New horizons in Kazakhstan
A military cadet gazes up at the Baiterek Tower. (Eric Lafforgue)
‘I hate this city, I hate this city, I hate this city!’ For the first six months after moving to Astana – Kazakhstan’s spanking new capital built by presidential decree in the middle of the country’s vast empty steppe – Akmaral Aidarbekova complained bitterly about the place on a daily basis. The pavements were unfinished, forcing pedestrians to wade through deep puddles of melting snow, and there was nowhere to go and nothing to do. The weather was extreme too, with bitterly cold winters that dropped to -40°C and baking hot summers that soared to over 40°C.

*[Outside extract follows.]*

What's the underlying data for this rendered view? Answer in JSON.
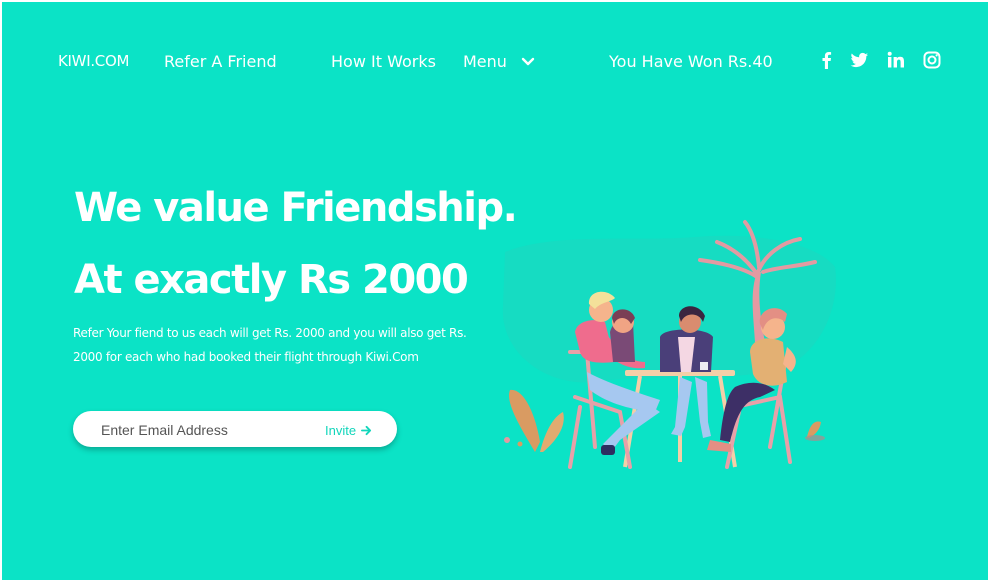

A young, single woman in her midtwenties working as a lawyer in the Ministry of Finance, Akmaral had been obliged to relocate north from the old capital Almaty, like thousands of other government employees. ‘I was not happy to come here,’ she says. ‘I arrived on Valentine’s Day in 2000 and it was so windy, I was nearly knocked over. And it was so cold. February is the month of the buran – snow blizzards which last for two or three days. I was worried that the whole winter was going to be the same.’
The decision to make Astana the capital was taken in July 1994, and the move began three years later. As Peter the Great built St Petersburg on a swamp and Philip II of Spain turned a dusty village into Madrid, so Nursultan Nazarbayev, the president of Kazakhstan, decreed that a rundown steppe town bang in the middle of nowhere should be transformed into the nation’s capital. The city chosen for the world’s greatest architectural makeover had previously been in long decline, inhabited largely by a Russian population of impoverished agricultural workers. Its concrete tower blocks were crumbling, the peasant housing like slums, and the infrastructure chronically rundown. Not to put too fine a point on it, the place was an absolute dump.
Suddenly, tens of thousands of government employees had to move north as various ministries transferred sections of their operation to the city over a period of two years. No capital has ever been relocated in such a short time. The president explained the rationale by saying that Almaty had grown from a manageable population of 400,000 to 1.5 million, and had simply run out of space to expand. The city’s mountains, while providing a beautiful backdrop to the old capital, helped to trap pollution. On top of this, Almaty was prone to earthquakes. Geographically, the old capital was in the extreme southeast corner of the country, near the border with China, and cut off from the rest of the republic. The rich oil fields of the Caspian Sea lay over 1,800 miles to the west, while there were unstable neighbours less than a couple of miles to the south. Astana, on the other hand, was perfectly placed in the very centre of the country.
But even the president, when planting a tree in the early days of the city, conceded: ‘It is windy up here, isn’t it? It certainly is windy.’ Later, he would try to put a patriotic spin on the new capital’s harsh climate: ‘This is normal weather for this place. It is the weather of our native land and of our forefathers.’
‘It took me about three years to change my mind about Astana as the city changed around me,’ says Akmaral. She married and moved into a modern apartment. ‘Now it feels like a real city, with cafés and restaurants and parks, with lots of things to do,’ she says. ‘I don’t even mind the winter now – it’s cold but also dry, and there are beautiful sunny days.’
‘I didn’t mind coming here,’ says Akmaral’s husband Maghzhan – known to his Western friends as Mac. ‘I felt very good about being at the beginning of something, involved in building a new capital for my young country. It felt like being part of the future rather than the past.’